To RSVP for this Guiding Cases SeminarTM, click here.
DATE – Wednesday, February 22, 2017
TIME – 5:30-8 p.m.
VENUE – Washington College of Law, American University
ADDRESS – 4300 Nebraska Avenue, NW, Washington D.C., 20016
Since China established its Guiding Cases System in November 2010, 77 Guiding Cases (“GCs”) have been released by the Supreme People’s Court. This is quite a remarkable achievement in a country that has traditionally focused on statutes. But a real indicator of success lies in the total number of similar subsequent cases (“SCs”) that refer to GCs. Last year, the CGCP found 181 SCs. This year, that number has surged to 519, almost three times the number reported in 2016. What is the driver of this significant increase? What other trends are presented by these SCs? More importantly, what are the implications of these trends for legal education and legal practice?
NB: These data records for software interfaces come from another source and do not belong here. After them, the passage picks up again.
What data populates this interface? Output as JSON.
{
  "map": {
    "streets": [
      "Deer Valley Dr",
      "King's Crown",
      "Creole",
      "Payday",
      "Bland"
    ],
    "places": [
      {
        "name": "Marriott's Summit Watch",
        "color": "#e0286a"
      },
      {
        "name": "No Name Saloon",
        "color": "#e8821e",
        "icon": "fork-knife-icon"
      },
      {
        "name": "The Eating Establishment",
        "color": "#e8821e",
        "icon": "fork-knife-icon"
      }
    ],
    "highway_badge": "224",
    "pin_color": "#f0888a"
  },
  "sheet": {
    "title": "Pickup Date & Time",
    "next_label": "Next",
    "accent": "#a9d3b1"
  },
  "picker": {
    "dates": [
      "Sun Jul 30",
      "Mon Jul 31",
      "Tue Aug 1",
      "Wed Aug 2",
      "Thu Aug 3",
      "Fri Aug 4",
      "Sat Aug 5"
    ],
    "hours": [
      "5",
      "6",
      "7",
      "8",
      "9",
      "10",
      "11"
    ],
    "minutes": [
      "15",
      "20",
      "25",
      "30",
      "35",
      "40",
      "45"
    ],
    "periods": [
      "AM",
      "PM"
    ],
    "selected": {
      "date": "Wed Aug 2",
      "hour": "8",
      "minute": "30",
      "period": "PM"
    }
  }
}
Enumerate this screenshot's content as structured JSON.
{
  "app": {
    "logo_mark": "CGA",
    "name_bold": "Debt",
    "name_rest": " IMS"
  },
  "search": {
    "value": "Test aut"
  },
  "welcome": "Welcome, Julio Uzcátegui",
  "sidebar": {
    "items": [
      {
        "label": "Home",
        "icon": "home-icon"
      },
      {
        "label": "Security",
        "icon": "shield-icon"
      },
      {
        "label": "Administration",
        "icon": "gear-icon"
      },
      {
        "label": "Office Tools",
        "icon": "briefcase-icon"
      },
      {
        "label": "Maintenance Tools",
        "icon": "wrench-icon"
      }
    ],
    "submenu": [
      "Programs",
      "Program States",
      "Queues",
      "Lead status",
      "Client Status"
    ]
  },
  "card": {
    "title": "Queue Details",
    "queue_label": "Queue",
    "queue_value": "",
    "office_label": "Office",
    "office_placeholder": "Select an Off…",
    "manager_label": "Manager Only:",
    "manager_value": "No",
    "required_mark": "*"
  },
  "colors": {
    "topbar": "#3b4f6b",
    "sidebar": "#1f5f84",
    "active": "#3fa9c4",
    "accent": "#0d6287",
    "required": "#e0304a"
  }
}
To answer the above questions, Dr. Mei Gechlik, Founder and Director of the CGCP, will share her insights during the following seminar.
5:30-6 p.m. – Registration and Reception
6-6:45 p.m. – Welcome and Keynote Speech
- Dean Lia Epperson
Senior Associate Dean for Faculty and Academic Affairs, Professor of Law, Washington College of Law, American University
- Catherine Schenker
Associate Director, International Legal Studies Program, Director, Legal English Program, Washington College of Law, American University
- Dr. Mei Gechlik
Founder and Director, China Guiding Cases Project, Stanford Law School
Latest Developments of China’s Guiding Cases System and a Summary of Judge Guo Feng’s Speech on the Compilation and Application of Guiding Cases
- The Honorable Sidney H. Stein
Senior Judge, U.S. District Court for the Southern District of New York
A Response to Judge Guo Feng’s Speech on the Compilation and Application of Guiding Cases
6:45-8 p.m. – Panel Discussion and Q&A for All Speakers
- Dr. Mei Gechlik (Moderator)
- DAI Di
Ph.D. candidate, Peking University Law School; Former Attorney, Beijing Haijia Law Firm
How Do Chinese Judges Apply Sources of Chinese Law?: An Analysis of Guiding Case No. 5 and Its Subsequent Cases
- Jennifer Ingram
Fellow and Co-Managing Editor, China Guiding Cases Project, Stanford Law School
China’s Belt and Road Initiative and Related Cases
- Professor Jeffrey S. Lubbers
Professor of Practice in Administrative Law, Washington College of Law, American University
The Usefulness of Guiding Cases, With a Focus on Guiding Case No. 21
- Gwenann Manseau
Senior Counsel, Office of the Chief Counsel for International Commerce, U.S. Department of Commerce
The Role of Guiding Cases in Improving the Chinese Business Environment